Second, just because Uber represents a shift in part of the transportation industry, that doesn't mean that a shift can or cannot occur, in a portion of another industry in the same way that Uber has made an impact. There's no specific conclusion that can be drawn that change in the legal industry or with law firms is less likely. Particularly because the conclusion is based on a comparison that there's no apparent impact to the industry or to law firms at the same magnitude of Uber's impact on taxis. The particular point is: what type of shift/change are we looking for and where?

Third and final point for now. Mr. Friedman summarizes that because there's been no dramatic change following the Great Reset in 2008-2010 for law practices (a term he didn't use; I might have stolen this phrase from elsewhere), it's not likely that change will be arriving anytime soon. Basically because the Great Reset was such a dramatic change to the legal practice environment. In my opinion, things have changed a great deal and continue to evolve. But I don't have as broad a view of the entire legal market like Mr. Friedmann and Mr. Hilson. And that's really my point. I don't think we should look at this as the entire legal market, but instead use more specific examples of material changes within sectors.

And that's my main point really. Uber is but a part of the transportation industry. Instead of comparing how Uber impacted taxis, and drawing a comparison to entire the legal industry, maybe it makes sense to look at specific portions of the legal industry instead.

I have a lot of notes from the blog post and the SoundCloud discussion.

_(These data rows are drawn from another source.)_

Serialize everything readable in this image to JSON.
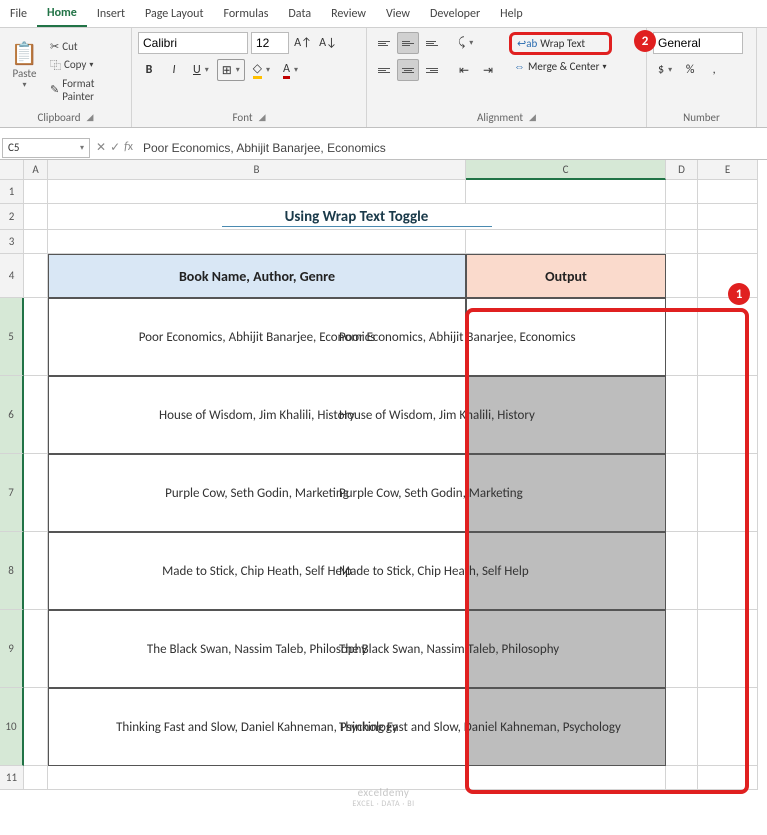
{
  "tabs": {
    "file": "File",
    "home": "Home",
    "insert": "Insert",
    "pageLayout": "Page Layout",
    "formulas": "Formulas",
    "data": "Data",
    "review": "Review",
    "view": "View",
    "developer": "Developer",
    "help": "Help"
  },
  "clipboard": {
    "paste": "Paste",
    "cut": "Cut",
    "copy": "Copy",
    "formatPainter": "Format Painter",
    "label": "Clipboard"
  },
  "font": {
    "name": "Calibri",
    "size": "12",
    "label": "Font"
  },
  "alignment": {
    "wrapText": "Wrap Text",
    "mergeCenter": "Merge & Center",
    "label": "Alignment"
  },
  "number": {
    "format": "General",
    "label": "Number"
  },
  "nameBox": "C5",
  "formulaBar": "Poor Economics, Abhijit Banarjee, Economics",
  "columns": {
    "A": "A",
    "B": "B",
    "C": "C",
    "D": "D",
    "E": "E"
  },
  "title": "Using Wrap Text Toggle",
  "headers": {
    "b": "Book Name, Author, Genre",
    "c": "Output"
  },
  "rows": [
    {
      "b": "Poor Economics, Abhijit Banarjee, Economics",
      "c": "Poor Economics, Abhijit Banarjee, Economics",
      "cVisible": "nomics, Abhijit Banarjee, Economics"
    },
    {
      "b": "House of Wisdom, Jim Khalili, History",
      "c": "House of Wisdom, Jim Khalili, History",
      "cVisible": "e of Wisdom, Jim Khalili, History"
    },
    {
      "b": "Purple Cow, Seth Godin, Marketing",
      "c": "Purple Cow, Seth Godin, Marketing",
      "cVisible": "le Cow, Seth Godin, Marketing"
    },
    {
      "b": "Made to Stick, Chip Heath, Self Help",
      "c": "Made to Stick, Chip Heath, Self Help",
      "cVisible": "e to Stick, Chip Heath, Self Help"
    },
    {
      "b": "The Black Swan, Nassim Taleb, Philosophy",
      "c": "The Black Swan, Nassim Taleb, Philosophy",
      "cVisible": "ck Swan, Nassim Taleb, Philosophy"
    },
    {
      "b": "Thinking Fast and Slow, Daniel Kahneman, Psychology",
      "c": "Thinking Fast and Slow, Daniel Kahneman, Psychology",
      "cVisible": "and Slow, Daniel Kahneman, Psychology"
    }
  ],
  "badges": {
    "one": "1",
    "two": "2"
  },
  "watermark": {
    "main": "exceldemy",
    "sub": "EXCEL · DATA · BI"
  }
}
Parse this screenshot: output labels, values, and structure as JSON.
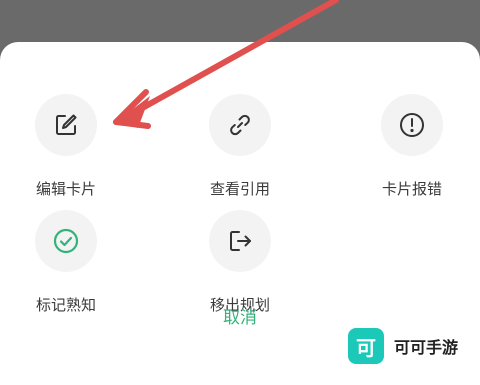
{
  "actions": [
    {
      "label": "编辑卡片",
      "icon": "edit-icon"
    },
    {
      "label": "查看引用",
      "icon": "link-icon"
    },
    {
      "label": "卡片报错",
      "icon": "error-icon"
    },
    {
      "label": "标记熟知",
      "icon": "check-circle-icon"
    },
    {
      "label": "移出规划",
      "icon": "exit-icon"
    }
  ],
  "cancel_label": "取消",
  "watermark": {
    "logo_char": "可",
    "text": "可可手游"
  },
  "colors": {
    "accent": "#33b27b",
    "overlay": "#6b6b6b",
    "annotation_arrow": "#e0504e",
    "watermark_bg": "#1cc8b7"
  }
}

Both of which I really enjoyed because they each force you to think. And I think that's the point they were trying to make.

More later.